before many of the native wildflowers, but not always. You will soon
develop a ‘search image’ for the plant in the various stages of
development and be able to distinguish it from the wildflower
At the Henderson Canyon Road
site, we have found that carefully weeding with a hand-held weeding
tool is more effective than using a hoe where the mustard is growing
close to the native plants. You may use a stirrup hoe (a
long-handled tool with an oval cutting edge). It is better than a
garden hoe because it doesn’t drag as much soil with it but cuts the
plant at ground level.
Small pulled plants can be
left in the field as long as they don’t cover native plants. In the past, we have started treatment late in the season when the
plants were in flower and/or fruit, but that required a lot of extra
work to pull, bag and dispose of them. Later in the season before
the larger plants produce mature seed pods, they will need to be
bagged and removed from the site.
sturdy boots, gloves, plenty of drinking
water, snacks, sunscreen, wide-brim hat, and a hoe, and hand shears
to cut off the taproot and the flowering stalks of larger plants
later in the season.
placard for 2010-11: Park
volunteers must attend one of the scheduled training sessions. You
will be required to fill out a volunteer service agreement and will
receive a placard (permit) to work within the park. Please display
this placard in the window of your vehicle when you enter Borrego
Palm Canyon Campground, or are working elsewhere within the park.
Anza-Borrego Desert State Park volunteers who have had previous
training may pick up a placard from the volunteer coordinator at the
Visitor Center or contact Larry Hendrickson (phone number and email
The following suggestions will
help us reduce any negative impacts to native plant species and
ensure that the park visitor experience is not affected by this
Select an area and survey
it first. Smaller plants often occur in the drier gravelly soil
and are almost invisible. These plants will often mature faster
(bolt) than plants in wetter areas, that is, they may have

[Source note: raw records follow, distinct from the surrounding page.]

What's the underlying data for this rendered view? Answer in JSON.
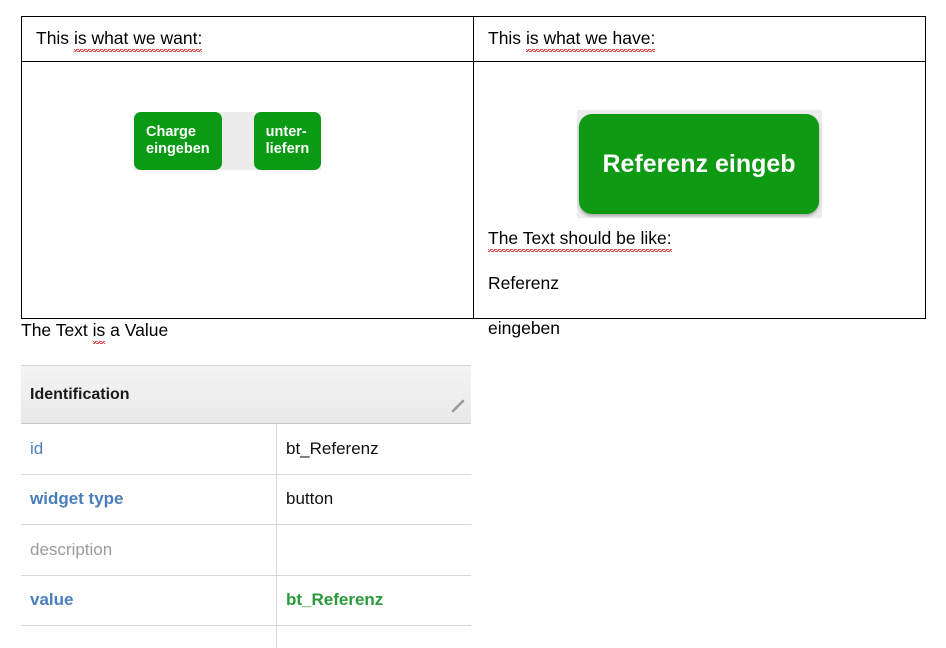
{
  "comparison": {
    "left_header": "This is what we want:",
    "left_header_parts": {
      "plain": "This ",
      "misspelled": "is what we want:"
    },
    "right_header": "This is what we have:",
    "right_header_parts": {
      "plain": "This ",
      "misspelled": "is what we have:"
    },
    "want_buttons": [
      {
        "label": "Charge\neingeben"
      },
      {
        "label": "unter-\nliefern"
      }
    ],
    "have_button": {
      "label": "Referenz eingeb",
      "full_label": "Referenz eingeben",
      "clipped": true
    },
    "notes": {
      "line1_plain": "The Text ",
      "line1_misspelled": "should be",
      "line1_tail": " like:",
      "line2": "Referenz",
      "line3": "eingeben"
    }
  },
  "caption": {
    "plain_before": "The Text ",
    "misspelled": "is",
    "plain_after": " a Value"
  },
  "properties": {
    "section_title": "Identification",
    "grip_icon": "resize-grip-icon",
    "rows": [
      {
        "key": "id",
        "value": "bt_Referenz",
        "key_style": "k-blue",
        "value_style": "v-black"
      },
      {
        "key": "widget type",
        "value": "button",
        "key_style": "k-bold",
        "value_style": "v-black"
      },
      {
        "key": "description",
        "value": "",
        "key_style": "k-gray",
        "value_style": "v-black"
      },
      {
        "key": "value",
        "value": "bt_Referenz",
        "key_style": "k-bold",
        "value_style": "v-green"
      }
    ]
  },
  "colors": {
    "button_green": "#0e9a13",
    "button_text": "#ffffff",
    "button_backdrop": "#ececec",
    "key_blue": "#4a7ebb",
    "key_gray": "#9b9b9b",
    "value_green": "#2a9b3c",
    "header_gray": "#eeeeee",
    "spellcheck_red": "#e01b1b",
    "table_border": "#000000"
  }
}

already produced flowers and seed pods. These smaller mature
plants should be bagged for removed. Also, smaller less
developed plants are often hidden in the shade at the base of

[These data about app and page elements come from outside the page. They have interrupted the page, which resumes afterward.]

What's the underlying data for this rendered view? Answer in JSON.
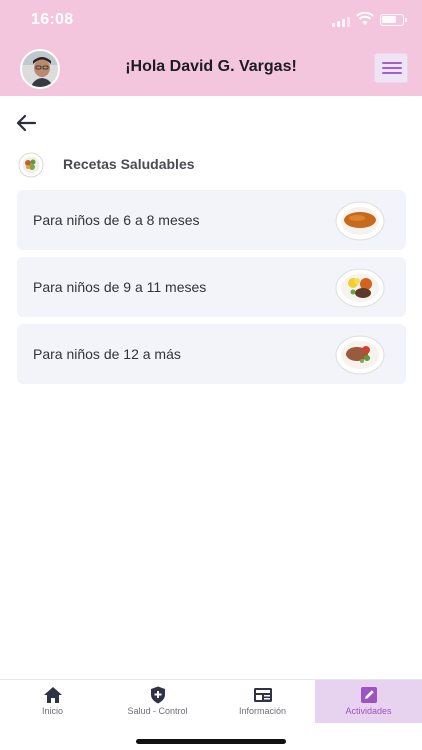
{
  "status_bar": {
    "time": "16:08"
  },
  "header": {
    "greeting": "¡Hola David G. Vargas!"
  },
  "section": {
    "title": "Recetas Saludables"
  },
  "recipes": [
    {
      "label": "Para niños de 6 a 8 meses"
    },
    {
      "label": "Para niños de 9 a 11 meses"
    },
    {
      "label": "Para niños de 12 a más"
    }
  ],
  "bottom_nav": [
    {
      "label": "Inicio",
      "icon": "home-icon",
      "active": false
    },
    {
      "label": "Salud - Control",
      "icon": "shield-cross-icon",
      "active": false
    },
    {
      "label": "Información",
      "icon": "news-icon",
      "active": false
    },
    {
      "label": "Actividades",
      "icon": "edit-note-icon",
      "active": true
    }
  ],
  "colors": {
    "header_bg": "#f4c6dd",
    "accent": "#a460c8",
    "active_tab_bg": "#e7d2ef",
    "card_bg": "#f2f4f9"
  }
}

shrubs and cacti. You may be able to use your weeding tool to
Be careful not to disturb
native vegetation. If working with others, spread out so that

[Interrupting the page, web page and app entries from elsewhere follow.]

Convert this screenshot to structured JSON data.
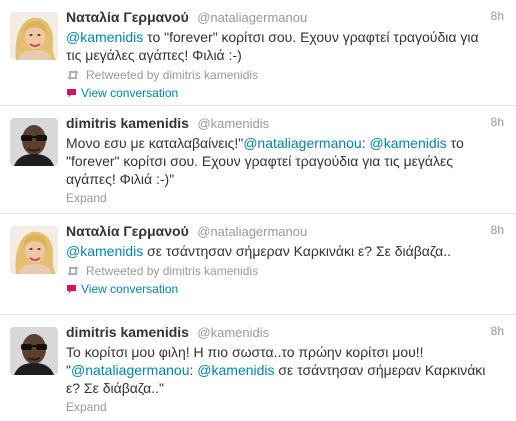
{
  "tweets": [
    {
      "avatar": "nataliagermanou-avatar",
      "fullname": "Ναταλία Γερμανού",
      "username": "@nataliagermanou",
      "time": "8h",
      "text": [
        {
          "mention": "@kamenidis"
        },
        {
          "text": " το \"forever\" κορίτσι σου. Εχουν γραφτεί τραγούδια για τις μεγάλες αγάπες! Φιλιά :-)"
        }
      ],
      "retweeted_by": "Retweeted by dimitris kamenidis",
      "action": "View conversation",
      "action_type": "conversation"
    },
    {
      "avatar": "kamenidis-avatar",
      "fullname": "dimitris kamenidis",
      "username": "@kamenidis",
      "time": "8h",
      "text": [
        {
          "text": "Μονο εσυ με καταλαβαίνεις!\""
        },
        {
          "mention": "@nataliagermanou"
        },
        {
          "text": ": "
        },
        {
          "mention": "@kamenidis"
        },
        {
          "text": " το \"forever\" κορίτσι σου. Εχουν γραφτεί τραγούδια για τις μεγάλες αγάπες! Φιλιά :-)\""
        }
      ],
      "retweeted_by": "",
      "action": "Expand",
      "action_type": "expand"
    },
    {
      "avatar": "nataliagermanou-avatar",
      "fullname": "Ναταλία Γερμανού",
      "username": "@nataliagermanou",
      "time": "8h",
      "text": [
        {
          "mention": "@kamenidis"
        },
        {
          "text": " σε τσάντησαν σήμεραν Καρκινάκι ε? Σε διάβαζα.."
        }
      ],
      "retweeted_by": "Retweeted by dimitris kamenidis",
      "action": "View conversation",
      "action_type": "conversation"
    },
    {
      "avatar": "kamenidis-avatar",
      "fullname": "dimitris kamenidis",
      "username": "@kamenidis",
      "time": "8h",
      "text": [
        {
          "text": "Το κορίτσι μου φιλη! Η πιο σωστα..το πρώην κορίτσι μου!! \""
        },
        {
          "mention": "@nataliagermanou"
        },
        {
          "text": ": "
        },
        {
          "mention": "@kamenidis"
        },
        {
          "text": " σε τσάντησαν σήμεραν Καρκινάκι ε? Σε διάβαζα..\""
        }
      ],
      "retweeted_by": "",
      "action": "Expand",
      "action_type": "expand"
    }
  ],
  "colors": {
    "link": "#0084b4",
    "muted": "#999999",
    "text": "#333333",
    "conversation_icon": "#d4145a",
    "divider": "#e8e8e8"
  },
  "icons": {
    "retweet": "retweet-icon",
    "conversation": "speech-bubble-icon"
  }
}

you minimize trampling of native annual plants.
For aesthetic as well as
safety reasons, do not dispose of plants on or at the edge of
Be vigilant for
rattlesnakes at any time of year.
Do not place pulled plants
on top of other plants or toss them onto shrubs. You may place
plants in a bare area nearby or on top of boulders. You make
stack them if space is limited, but piled plants may not dry
sufficiently, and surprisingly, the larger plants have enough
energy to continue to grow even after they have been pulled out
of the ground!
There are many rodent
burrows at the Henderson Canyon site, usually several holes
surround a mound of sand. Do not walk on them because you may
sink into the burrow. Use a hoe to remove the mustard around
must keep a record of hours and where they worked and convey
that information to Larry Hendrickson. ABDSP volunteers should
record their hours at the visitor center and report hours
to Larry Hendrickson.
take the opportunity to educate interested park visitors about
the program. If asked, explain that they will not be able
to pull mustard in the park without attending a training session
and have written permission to do so.
Thank you very much for your
Larry Hendrickson, Senior Park Aide,
California State Parks, Colorado Desert District, 200 Palm Canyon
Drive, Borrego Springs, CA 92004